Ill judged, poorely timed and quite frankly pretty stupid, considering we need to be a fully ' united' (ha) unit in our last 5 games.

Ben said...

I like a player that isn't a mouthpiece for the money making side of the club, he makes rational points and is only saying what he thinks. This type of authentic response in an interview may not be ideal from the clubs perspective, but it gives me plenty of respect for him as a player. Way better than the drab cliches that are spouted by VK and de Jong. Honest opinion is something that is too often missing in the game today and we are lucky to have Bellers and Tevez tell it like it is.

fulafalonga said...

Yes, it's all well and good for a footballer to speak his mind, and say something he genuinely feels, beyond the usual cliches. I'm all for that sort of thing, makes life much more interesting. But surely he could have saved it for the off season, or for the last game or two (I hesitate to say this) after we have secured fourth, rather than at this vital point of the season. Unity! SIngle-mindedness! Stick to the script! Get the job done, then let yer psyche down and say whatever comes in to your head.

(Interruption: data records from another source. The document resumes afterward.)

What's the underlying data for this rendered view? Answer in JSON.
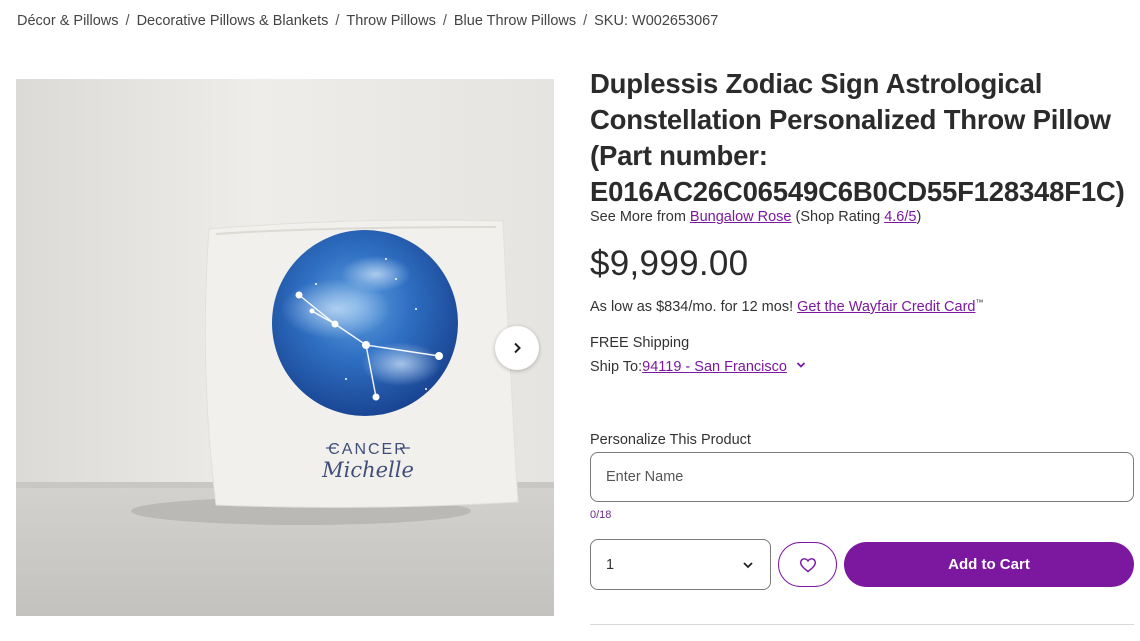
{
  "breadcrumbs": [
    "Décor & Pillows",
    "Decorative Pillows & Blankets",
    "Throw Pillows",
    "Blue Throw Pillows"
  ],
  "sku": "SKU: W002653067",
  "product": {
    "image": {
      "sign_text": "CANCER",
      "name_text": "Michelle"
    },
    "title": "Duplessis Zodiac Sign Astrological Constellation Personalized Throw Pillow (Part number: E016AC26C06549C6B0CD55F128348F1C)",
    "see_more_prefix": "See More from ",
    "brand": "Bungalow Rose",
    "rating_prefix": " (Shop Rating ",
    "rating": "4.6/5",
    "rating_suffix": ")",
    "price": "$9,999.00"
  },
  "finance": {
    "text": "As low as $834/mo. for 12 mos! ",
    "link": "Get the Wayfair Credit Card",
    "mark": "™"
  },
  "shipping": {
    "free": "FREE Shipping",
    "ship_to_label": "Ship To: ",
    "location": "94119 - San Francisco"
  },
  "personalize": {
    "label": "Personalize This Product",
    "placeholder": "Enter Name",
    "counter": "0/18"
  },
  "purchase": {
    "quantity": "1",
    "add_to_cart": "Add to Cart"
  },
  "icons": {
    "next": "chevron-right-icon",
    "ship_dropdown": "chevron-down-icon",
    "qty_dropdown": "chevron-down-icon",
    "favorite": "heart-icon"
  },
  "colors": {
    "accent": "#7b189f",
    "text": "#2b2b2b"
  }
}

wizzballs said...

timing's a little odd...

naive? I wouldn't put it like that... no one with Kia alongside him is likely to go into these things with their eyes wide shut. I rather think of Carlos as... independent minded and fearless.

translated and heavily edited. misrepresented by the headlines.

fully aware of his worth to the club. slightly peeved at mancini's comments when he was in Argentina. still friends with united players. not wanting to be complicit with the more unpleasant manifestations of the rivalry between the club, so maybe a little duplicitous over the poster, as he always smiles when he hears the chants, and (reportedly!) has a print on his wall in argentina.

no serious problems with the manager. enjoys his football here, enjoys his relationship with the fans.

odds on to score on sunday. the one man who, along with mancini, perhaps, has dragged us kicking and screaming towards the top four. indomitable. totally immune to cityitis. knows no other mode of performing apart from at the limits of his ability.

if he wasn't independent minded and fearless he wouldn't be here, he'd be another of fergie's puppets. to me he is the embodiment of everything that is right about modern sport. of course the players should have more power over their own careers, their own lives, than was the case 20 years ago. And I believe it's right that they should be the main recipients of the wealth they generate. he shows that these things are completely separate from performing as part of a team.

MSI looked after him better than any club could have done, and he has paid every single debt many times over. Ok, so this appears to mean he has no interest in being on message for the sake of showing loyalty. But what good does that do your club anyway? He's not snide, dishonest or insubordinate. He's respectful and truthful. Real values that transcend our media obsessesion.

He's a legend in the making and a trailblazer. He and the club are made for each other, as both understand the rules of the present situation. Fergie on the other hand is clinging to the past, where the club's authority, embodied by the manager, was rooted in the ability to unilaterally destroy a player's career if he desired.

cheers carlos, a great read, if perhaps at the wrong time. you definitely owe us the winner on sunday.

Steve said...

Carlos can say what he likes as long as he keeps banging them in!

Don said...

I must disagree that the 'welcome to Manchester' poster was 'ill-conceived'. I think it was brilliant- it raised our profile enormously, it was cheeky, witty, agressive, and it got under SAF's skin.

Cook might be a bit of a buffoon at times, but he's a world-class marketer, and like it or not, that's the way things are going.